▶ **About this task**
Each entry has to be given again in its exact wording, and no picture may appear in the result.
---------- Input material
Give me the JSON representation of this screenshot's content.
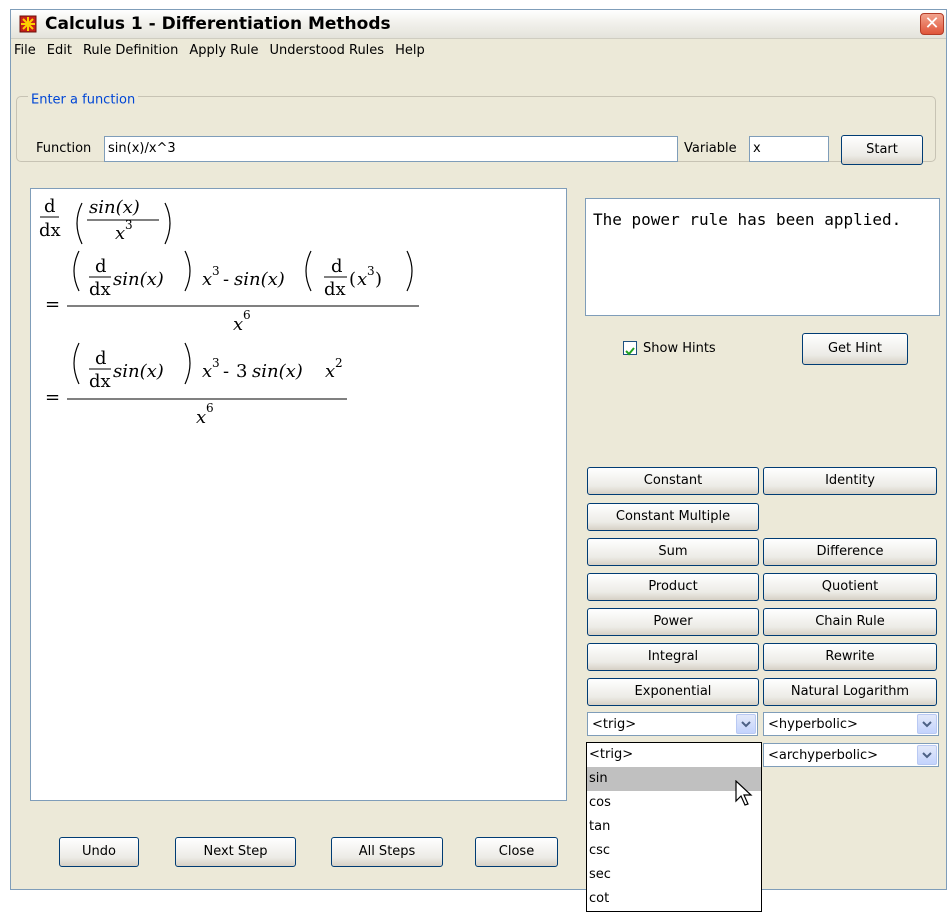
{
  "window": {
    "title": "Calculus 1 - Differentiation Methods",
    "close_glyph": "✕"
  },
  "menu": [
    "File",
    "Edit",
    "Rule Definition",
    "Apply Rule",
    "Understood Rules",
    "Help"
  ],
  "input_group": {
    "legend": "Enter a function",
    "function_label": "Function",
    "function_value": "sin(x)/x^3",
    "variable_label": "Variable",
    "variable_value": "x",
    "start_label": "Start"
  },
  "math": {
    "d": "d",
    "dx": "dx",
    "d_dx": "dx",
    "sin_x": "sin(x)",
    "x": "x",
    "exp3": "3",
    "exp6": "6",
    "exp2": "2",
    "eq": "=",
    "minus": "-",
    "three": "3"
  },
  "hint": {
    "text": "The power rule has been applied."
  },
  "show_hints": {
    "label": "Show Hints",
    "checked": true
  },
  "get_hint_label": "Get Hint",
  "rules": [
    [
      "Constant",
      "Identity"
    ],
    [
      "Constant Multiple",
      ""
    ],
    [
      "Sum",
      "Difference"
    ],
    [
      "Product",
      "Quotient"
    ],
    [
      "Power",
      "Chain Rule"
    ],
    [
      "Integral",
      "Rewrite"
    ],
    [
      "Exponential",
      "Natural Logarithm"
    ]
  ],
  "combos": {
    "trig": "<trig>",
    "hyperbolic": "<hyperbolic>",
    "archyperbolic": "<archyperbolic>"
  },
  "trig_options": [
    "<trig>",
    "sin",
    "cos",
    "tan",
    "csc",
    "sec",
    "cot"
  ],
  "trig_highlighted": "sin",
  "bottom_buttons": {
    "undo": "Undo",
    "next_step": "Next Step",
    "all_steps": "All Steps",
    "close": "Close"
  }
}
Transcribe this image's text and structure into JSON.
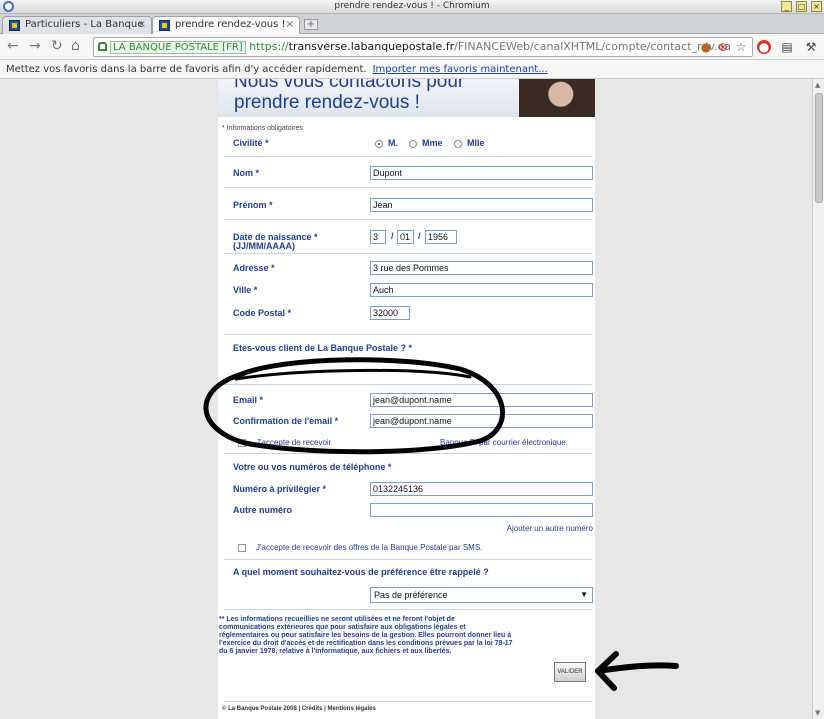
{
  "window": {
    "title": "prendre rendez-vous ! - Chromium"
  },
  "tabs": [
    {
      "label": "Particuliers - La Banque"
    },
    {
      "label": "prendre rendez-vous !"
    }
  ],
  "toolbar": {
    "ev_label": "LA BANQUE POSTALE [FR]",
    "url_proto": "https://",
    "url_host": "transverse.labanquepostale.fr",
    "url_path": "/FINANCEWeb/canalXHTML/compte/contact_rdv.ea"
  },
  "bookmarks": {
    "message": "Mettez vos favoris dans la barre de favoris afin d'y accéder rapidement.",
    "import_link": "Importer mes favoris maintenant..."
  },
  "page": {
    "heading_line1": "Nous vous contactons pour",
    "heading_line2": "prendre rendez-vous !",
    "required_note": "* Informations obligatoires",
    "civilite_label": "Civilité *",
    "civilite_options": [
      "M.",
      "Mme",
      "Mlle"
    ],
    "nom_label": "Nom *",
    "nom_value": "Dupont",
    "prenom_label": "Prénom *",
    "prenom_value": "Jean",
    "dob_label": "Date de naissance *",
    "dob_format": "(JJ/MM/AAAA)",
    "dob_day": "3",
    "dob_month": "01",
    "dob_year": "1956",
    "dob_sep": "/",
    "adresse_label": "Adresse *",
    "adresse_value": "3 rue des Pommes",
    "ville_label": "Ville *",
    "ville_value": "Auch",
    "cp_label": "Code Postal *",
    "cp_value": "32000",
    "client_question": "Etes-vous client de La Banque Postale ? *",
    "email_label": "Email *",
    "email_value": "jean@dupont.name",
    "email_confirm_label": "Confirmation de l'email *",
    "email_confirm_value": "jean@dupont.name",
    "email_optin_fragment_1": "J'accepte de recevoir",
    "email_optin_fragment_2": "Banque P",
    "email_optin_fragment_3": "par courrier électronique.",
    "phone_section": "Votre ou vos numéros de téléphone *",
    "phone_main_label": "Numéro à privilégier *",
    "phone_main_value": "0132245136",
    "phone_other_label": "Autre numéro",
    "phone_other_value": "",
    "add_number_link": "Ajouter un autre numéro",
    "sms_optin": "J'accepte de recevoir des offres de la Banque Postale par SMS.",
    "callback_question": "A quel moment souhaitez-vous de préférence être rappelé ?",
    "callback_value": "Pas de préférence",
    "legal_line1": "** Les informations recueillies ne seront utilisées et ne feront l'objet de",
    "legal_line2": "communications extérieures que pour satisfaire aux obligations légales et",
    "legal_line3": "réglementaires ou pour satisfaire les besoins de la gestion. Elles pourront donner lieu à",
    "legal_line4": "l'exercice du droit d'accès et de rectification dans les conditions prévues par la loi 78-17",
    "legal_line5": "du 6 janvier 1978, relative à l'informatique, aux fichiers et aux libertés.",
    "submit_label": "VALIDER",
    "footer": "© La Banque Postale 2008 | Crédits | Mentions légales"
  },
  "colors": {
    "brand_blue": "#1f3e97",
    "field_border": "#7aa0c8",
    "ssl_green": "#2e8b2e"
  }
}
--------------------
▶ **Answer area**
Give me the JSON representation of this screenshot's content.
{
  "window": {
    "title": "Calculus 1 - Differentiation Methods",
    "close_glyph": "✕"
  },
  "menu": [
    "File",
    "Edit",
    "Rule Definition",
    "Apply Rule",
    "Understood Rules",
    "Help"
  ],
  "input_group": {
    "legend": "Enter a function",
    "function_label": "Function",
    "function_value": "sin(x)/x^3",
    "variable_label": "Variable",
    "variable_value": "x",
    "start_label": "Start"
  },
  "math": {
    "d": "d",
    "dx": "dx",
    "d_dx": "dx",
    "sin_x": "sin(x)",
    "x": "x",
    "exp3": "3",
    "exp6": "6",
    "exp2": "2",
    "eq": "=",
    "minus": "-",
    "three": "3"
  },
  "hint": {
    "text": "The power rule has been applied."
  },
  "show_hints": {
    "label": "Show Hints",
    "checked": true
  },
  "get_hint_label": "Get Hint",
  "rules": [
    [
      "Constant",
      "Identity"
    ],
    [
      "Constant Multiple",
      ""
    ],
    [
      "Sum",
      "Difference"
    ],
    [
      "Product",
      "Quotient"
    ],
    [
      "Power",
      "Chain Rule"
    ],
    [
      "Integral",
      "Rewrite"
    ],
    [
      "Exponential",
      "Natural Logarithm"
    ]
  ],
  "combos": {
    "trig": "<trig>",
    "hyperbolic": "<hyperbolic>",
    "archyperbolic": "<archyperbolic>"
  },
  "trig_options": [
    "<trig>",
    "sin",
    "cos",
    "tan",
    "csc",
    "sec",
    "cot"
  ],
  "trig_highlighted": "sin",
  "bottom_buttons": {
    "undo": "Undo",
    "next_step": "Next Step",
    "all_steps": "All Steps",
    "close": "Close"
  }
}
Transcribe this image's text and structure into JSON.
{
  "window": {
    "title": "prendre rendez-vous ! - Chromium"
  },
  "tabs": [
    {
      "label": "Particuliers - La Banque"
    },
    {
      "label": "prendre rendez-vous !"
    }
  ],
  "toolbar": {
    "ev_label": "LA BANQUE POSTALE [FR]",
    "url_proto": "https://",
    "url_host": "transverse.labanquepostale.fr",
    "url_path": "/FINANCEWeb/canalXHTML/compte/contact_rdv.ea"
  },
  "bookmarks": {
    "message": "Mettez vos favoris dans la barre de favoris afin d'y accéder rapidement.",
    "import_link": "Importer mes favoris maintenant..."
  },
  "page": {
    "heading_line1": "Nous vous contactons pour",
    "heading_line2": "prendre rendez-vous !",
    "required_note": "* Informations obligatoires",
    "civilite_label": "Civilité *",
    "civilite_options": [
      "M.",
      "Mme",
      "Mlle"
    ],
    "nom_label": "Nom *",
    "nom_value": "Dupont",
    "prenom_label": "Prénom *",
    "prenom_value": "Jean",
    "dob_label": "Date de naissance *",
    "dob_format": "(JJ/MM/AAAA)",
    "dob_day": "3",
    "dob_month": "01",
    "dob_year": "1956",
    "dob_sep": "/",
    "adresse_label": "Adresse *",
    "adresse_value": "3 rue des Pommes",
    "ville_label": "Ville *",
    "ville_value": "Auch",
    "cp_label": "Code Postal *",
    "cp_value": "32000",
    "client_question": "Etes-vous client de La Banque Postale ? *",
    "email_label": "Email *",
    "email_value": "jean@dupont.name",
    "email_confirm_label": "Confirmation de l'email *",
    "email_confirm_value": "jean@dupont.name",
    "email_optin_fragment_1": "J'accepte de recevoir",
    "email_optin_fragment_2": "Banque P",
    "email_optin_fragment_3": "par courrier électronique.",
    "phone_section": "Votre ou vos numéros de téléphone *",
    "phone_main_label": "Numéro à privilégier *",
    "phone_main_value": "0132245136",
    "phone_other_label": "Autre numéro",
    "phone_other_value": "",
    "add_number_link": "Ajouter un autre numéro",
    "sms_optin": "J'accepte de recevoir des offres de la Banque Postale par SMS.",
    "callback_question": "A quel moment souhaitez-vous de préférence être rappelé ?",
    "callback_value": "Pas de préférence",
    "legal_line1": "** Les informations recueillies ne seront utilisées et ne feront l'objet de",
    "legal_line2": "communications extérieures que pour satisfaire aux obligations légales et",
    "legal_line3": "réglementaires ou pour satisfaire les besoins de la gestion. Elles pourront donner lieu à",
    "legal_line4": "l'exercice du droit d'accès et de rectification dans les conditions prévues par la loi 78-17",
    "legal_line5": "du 6 janvier 1978, relative à l'informatique, aux fichiers et aux libertés.",
    "submit_label": "VALIDER",
    "footer": "© La Banque Postale 2008 | Crédits | Mentions légales"
  },
  "colors": {
    "brand_blue": "#1f3e97",
    "field_border": "#7aa0c8",
    "ssl_green": "#2e8b2e"
  }
}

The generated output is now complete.